A California man faces felony charges of hacking into cell phone company T-Mobile's computer network to steal hundreds of names and social security numbers, according to court documents released on Wednesday.
Nicholas Lee Jacobsen was arrested in October, about a year after Bellevue, Washington-based T-Mobile discovered that an unauthorized person had accessed one of its internal computer systems, T-Mobile USA Inc. spokesman Peter Dobrow said on Wednesday.
T-Mobile, a subsidiary of Deutsche Telekom AG, has 16.3 million U.S. customers.
Jacobsen and his lawyer could not be located for comment.
"T-Mobile has stringent procedures in place where we monitor for suspicious activity so that limited his activities and we were able to take corrective action immediately," Dobrow said.
Jacobsen made at least two attempts to breach T-Mobile's system and eventually stole names and social security numbers for 400 T-Mobile customers before the company took steps to stop the incursion, Dobrow said.
The hacker was not able to access credit card data which is stored on a different system, he said.
T-Mobile notified the affected customers and asked the U.S. Secret Service to investigate the incidents, Dobrow said.
Dobrow would not comment on reports that first surfaced in the online SecurityFocus Web site that Jacobsen tried to sell the information in underground hacker chat rooms.
The company said the Secret Service was investigating whether Jacobsen also accessed photos that T-Mobile customers took with the camera function on their phones.
A Los Angeles grand jury indicted Jacobsen on charges of intentionally accessing a computer system without authorization and with the unauthorized impairment of a protected computer between March and October of 2004, the court documents showed.

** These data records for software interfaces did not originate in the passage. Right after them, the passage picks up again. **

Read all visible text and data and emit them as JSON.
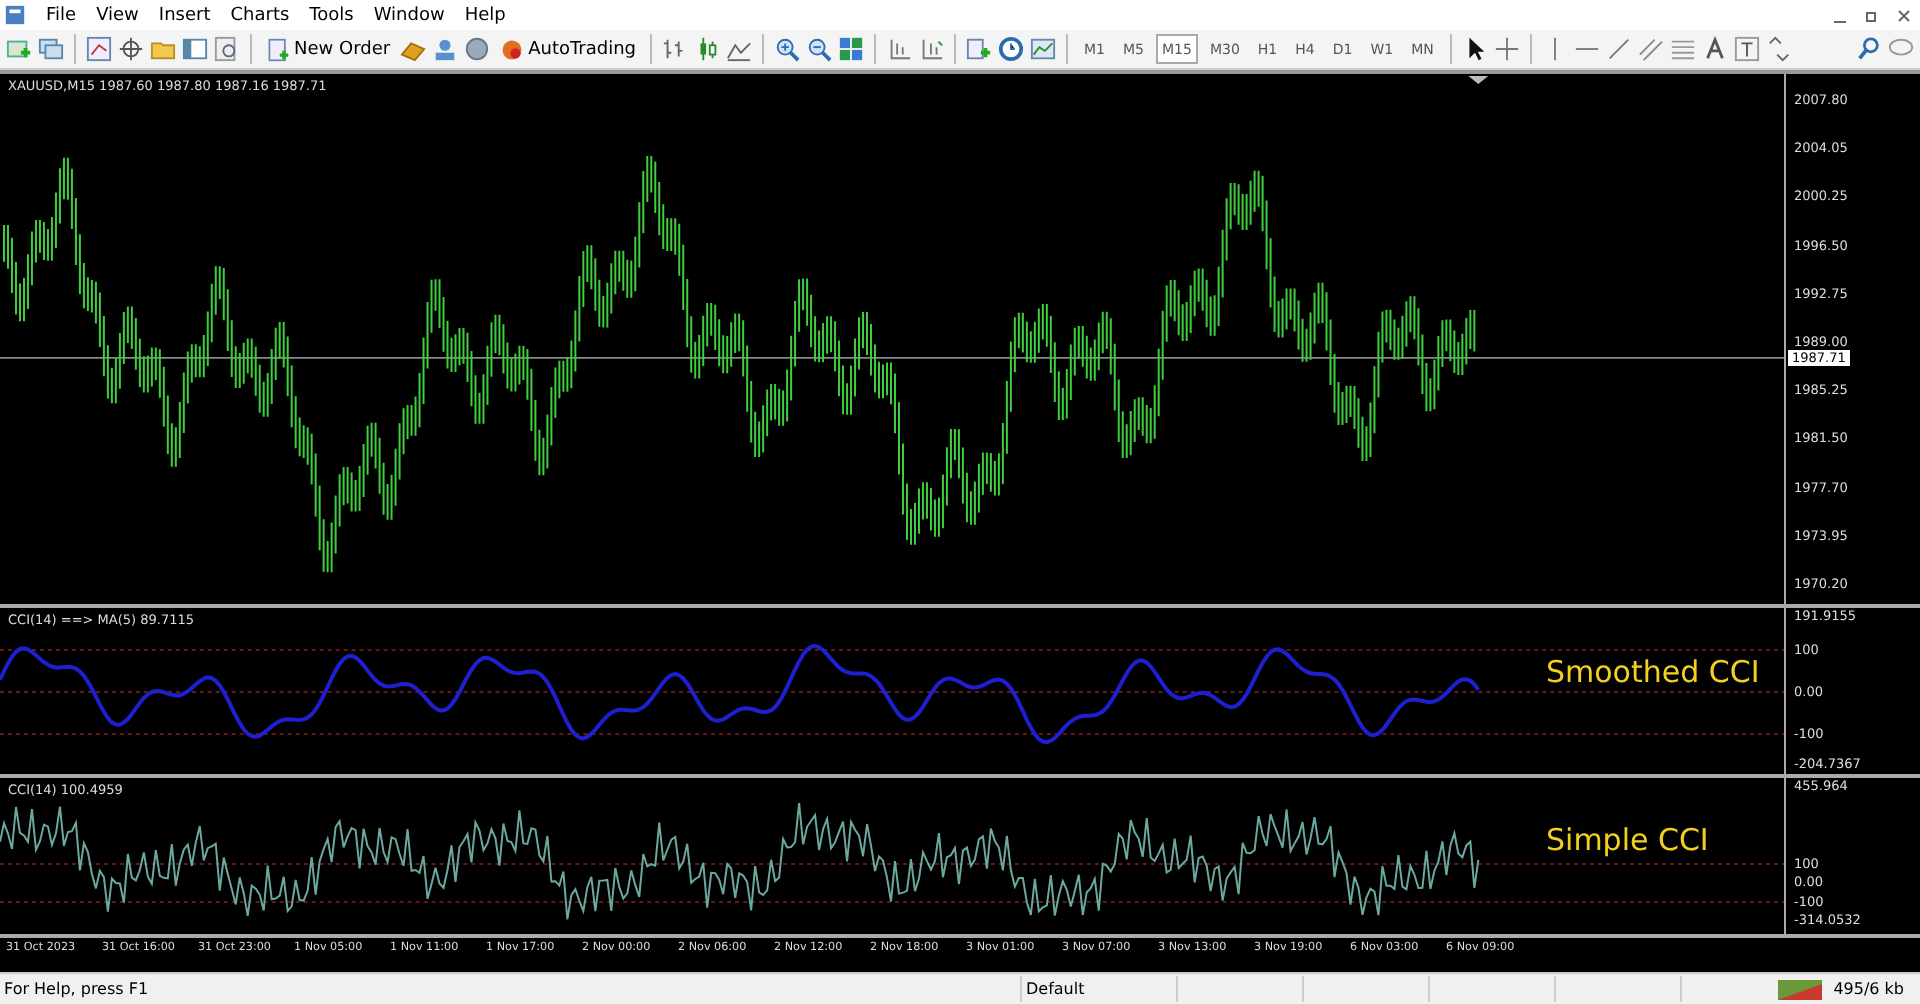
{
  "menu": [
    "File",
    "View",
    "Insert",
    "Charts",
    "Tools",
    "Window",
    "Help"
  ],
  "toolbar": {
    "new_order": "New Order",
    "autotrading": "AutoTrading",
    "timeframes": [
      {
        "label": "M1",
        "selected": false
      },
      {
        "label": "M5",
        "selected": false
      },
      {
        "label": "M15",
        "selected": true
      },
      {
        "label": "M30",
        "selected": false
      },
      {
        "label": "H1",
        "selected": false
      },
      {
        "label": "H4",
        "selected": false
      },
      {
        "label": "D1",
        "selected": false
      },
      {
        "label": "W1",
        "selected": false
      },
      {
        "label": "MN",
        "selected": false
      }
    ]
  },
  "chart": {
    "header": "XAUUSD,M15  1987.60 1987.80 1987.16 1987.71",
    "price_axis": [
      "2007.80",
      "2004.05",
      "2000.25",
      "1996.50",
      "1992.75",
      "1989.00",
      "1985.25",
      "1981.50",
      "1977.70",
      "1973.95",
      "1970.20"
    ],
    "current_price": "1987.71",
    "indicators": [
      {
        "header": "CCI(14) ==> MA(5) 89.7115",
        "axis": [
          "191.9155",
          "100",
          "0.00",
          "-100",
          "-204.7367"
        ],
        "annotation": "Smoothed CCI",
        "kind": "smoothed"
      },
      {
        "header": "CCI(14) 100.4959",
        "axis": [
          "455.964",
          "100",
          "0.00",
          "-100",
          "-314.0532"
        ],
        "annotation": "Simple CCI",
        "kind": "simple"
      }
    ],
    "time_axis": [
      "31 Oct 2023",
      "31 Oct 16:00",
      "31 Oct 23:00",
      "1 Nov 05:00",
      "1 Nov 11:00",
      "1 Nov 17:00",
      "2 Nov 00:00",
      "2 Nov 06:00",
      "2 Nov 12:00",
      "2 Nov 18:00",
      "3 Nov 01:00",
      "3 Nov 07:00",
      "3 Nov 13:00",
      "3 Nov 19:00",
      "6 Nov 03:00",
      "6 Nov 09:00"
    ]
  },
  "status_bar": {
    "help": "For Help, press F1",
    "profile": "Default",
    "traffic": "495/6 kb"
  }
}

A U.S. Attorney's Office spokesman said Jacobsen was free on bail and living with relatives in Oregon while awaiting trial.